# What the exercise asks
Below is a set of entries; copy all of them exactly.

# Data extract
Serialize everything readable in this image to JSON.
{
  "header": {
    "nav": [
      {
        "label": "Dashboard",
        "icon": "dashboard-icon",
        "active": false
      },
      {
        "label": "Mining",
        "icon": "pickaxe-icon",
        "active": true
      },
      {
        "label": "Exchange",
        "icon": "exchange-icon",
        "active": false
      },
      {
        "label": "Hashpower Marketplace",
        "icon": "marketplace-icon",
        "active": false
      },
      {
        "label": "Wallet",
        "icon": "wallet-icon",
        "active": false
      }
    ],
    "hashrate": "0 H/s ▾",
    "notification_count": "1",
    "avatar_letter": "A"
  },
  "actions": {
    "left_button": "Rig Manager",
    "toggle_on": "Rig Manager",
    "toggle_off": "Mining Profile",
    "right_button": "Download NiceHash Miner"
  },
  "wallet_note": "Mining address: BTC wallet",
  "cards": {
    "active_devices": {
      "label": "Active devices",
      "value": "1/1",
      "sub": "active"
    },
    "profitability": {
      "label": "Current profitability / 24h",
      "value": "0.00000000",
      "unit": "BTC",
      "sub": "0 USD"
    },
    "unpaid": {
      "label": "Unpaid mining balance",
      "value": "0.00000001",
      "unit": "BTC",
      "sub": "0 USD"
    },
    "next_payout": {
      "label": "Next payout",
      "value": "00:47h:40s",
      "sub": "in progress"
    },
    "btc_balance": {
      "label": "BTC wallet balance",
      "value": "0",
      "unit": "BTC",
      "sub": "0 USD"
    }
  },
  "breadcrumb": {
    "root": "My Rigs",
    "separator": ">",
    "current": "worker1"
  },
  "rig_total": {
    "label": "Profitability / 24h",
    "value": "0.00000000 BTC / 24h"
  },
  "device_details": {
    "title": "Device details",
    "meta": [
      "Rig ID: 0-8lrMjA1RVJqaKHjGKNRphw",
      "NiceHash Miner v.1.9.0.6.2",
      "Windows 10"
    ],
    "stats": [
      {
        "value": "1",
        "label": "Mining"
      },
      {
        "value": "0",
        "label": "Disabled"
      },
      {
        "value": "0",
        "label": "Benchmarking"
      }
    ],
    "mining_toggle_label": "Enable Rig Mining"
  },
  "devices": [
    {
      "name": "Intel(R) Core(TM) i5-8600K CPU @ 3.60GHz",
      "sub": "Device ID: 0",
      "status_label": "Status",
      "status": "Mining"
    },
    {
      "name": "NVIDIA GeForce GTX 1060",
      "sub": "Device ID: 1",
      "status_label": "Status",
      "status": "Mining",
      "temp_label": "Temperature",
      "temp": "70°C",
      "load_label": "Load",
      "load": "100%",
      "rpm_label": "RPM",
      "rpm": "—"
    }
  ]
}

# Expected answer
Serialize everything readable in this image to JSON.
{
  "header": {
    "nav": [
      {
        "label": "Dashboard",
        "icon": "dashboard-icon",
        "active": false
      },
      {
        "label": "Mining",
        "icon": "pickaxe-icon",
        "active": true
      },
      {
        "label": "Exchange",
        "icon": "exchange-icon",
        "active": false
      },
      {
        "label": "Hashpower Marketplace",
        "icon": "marketplace-icon",
        "active": false
      },
      {
        "label": "Wallet",
        "icon": "wallet-icon",
        "active": false
      }
    ],
    "hashrate": "0 H/s ▾",
    "notification_count": "1",
    "avatar_letter": "A"
  },
  "actions": {
    "left_button": "Rig Manager",
    "toggle_on": "Rig Manager",
    "toggle_off": "Mining Profile",
    "right_button": "Download NiceHash Miner"
  },
  "wallet_note": "Mining address: BTC wallet",
  "cards": {
    "active_devices": {
      "label": "Active devices",
      "value": "1/1",
      "sub": "active"
    },
    "profitability": {
      "label": "Current profitability / 24h",
      "value": "0.00000000",
      "unit": "BTC",
      "sub": "0 USD"
    },
    "unpaid": {
      "label": "Unpaid mining balance",
      "value": "0.00000001",
      "unit": "BTC",
      "sub": "0 USD"
    },
    "next_payout": {
      "label": "Next payout",
      "value": "00:47h:40s",
      "sub": "in progress"
    },
    "btc_balance": {
      "label": "BTC wallet balance",
      "value": "0",
      "unit": "BTC",
      "sub": "0 USD"
    }
  },
  "breadcrumb": {
    "root": "My Rigs",
    "separator": ">",
    "current": "worker1"
  },
  "rig_total": {
    "label": "Profitability / 24h",
    "value": "0.00000000 BTC / 24h"
  },
  "device_details": {
    "title": "Device details",
    "meta": [
      "Rig ID: 0-8lrMjA1RVJqaKHjGKNRphw",
      "NiceHash Miner v.1.9.0.6.2",
      "Windows 10"
    ],
    "stats": [
      {
        "value": "1",
        "label": "Mining"
      },
      {
        "value": "0",
        "label": "Disabled"
      },
      {
        "value": "0",
        "label": "Benchmarking"
      }
    ],
    "mining_toggle_label": "Enable Rig Mining"
  },
  "devices": [
    {
      "name": "Intel(R) Core(TM) i5-8600K CPU @ 3.60GHz",
      "sub": "Device ID: 0",
      "status_label": "Status",
      "status": "Mining"
    },
    {
      "name": "NVIDIA GeForce GTX 1060",
      "sub": "Device ID: 1",
      "status_label": "Status",
      "status": "Mining",
      "temp_label": "Temperature",
      "temp": "70°C",
      "load_label": "Load",
      "load": "100%",
      "rpm_label": "RPM",
      "rpm": "—"
    }
  ]
}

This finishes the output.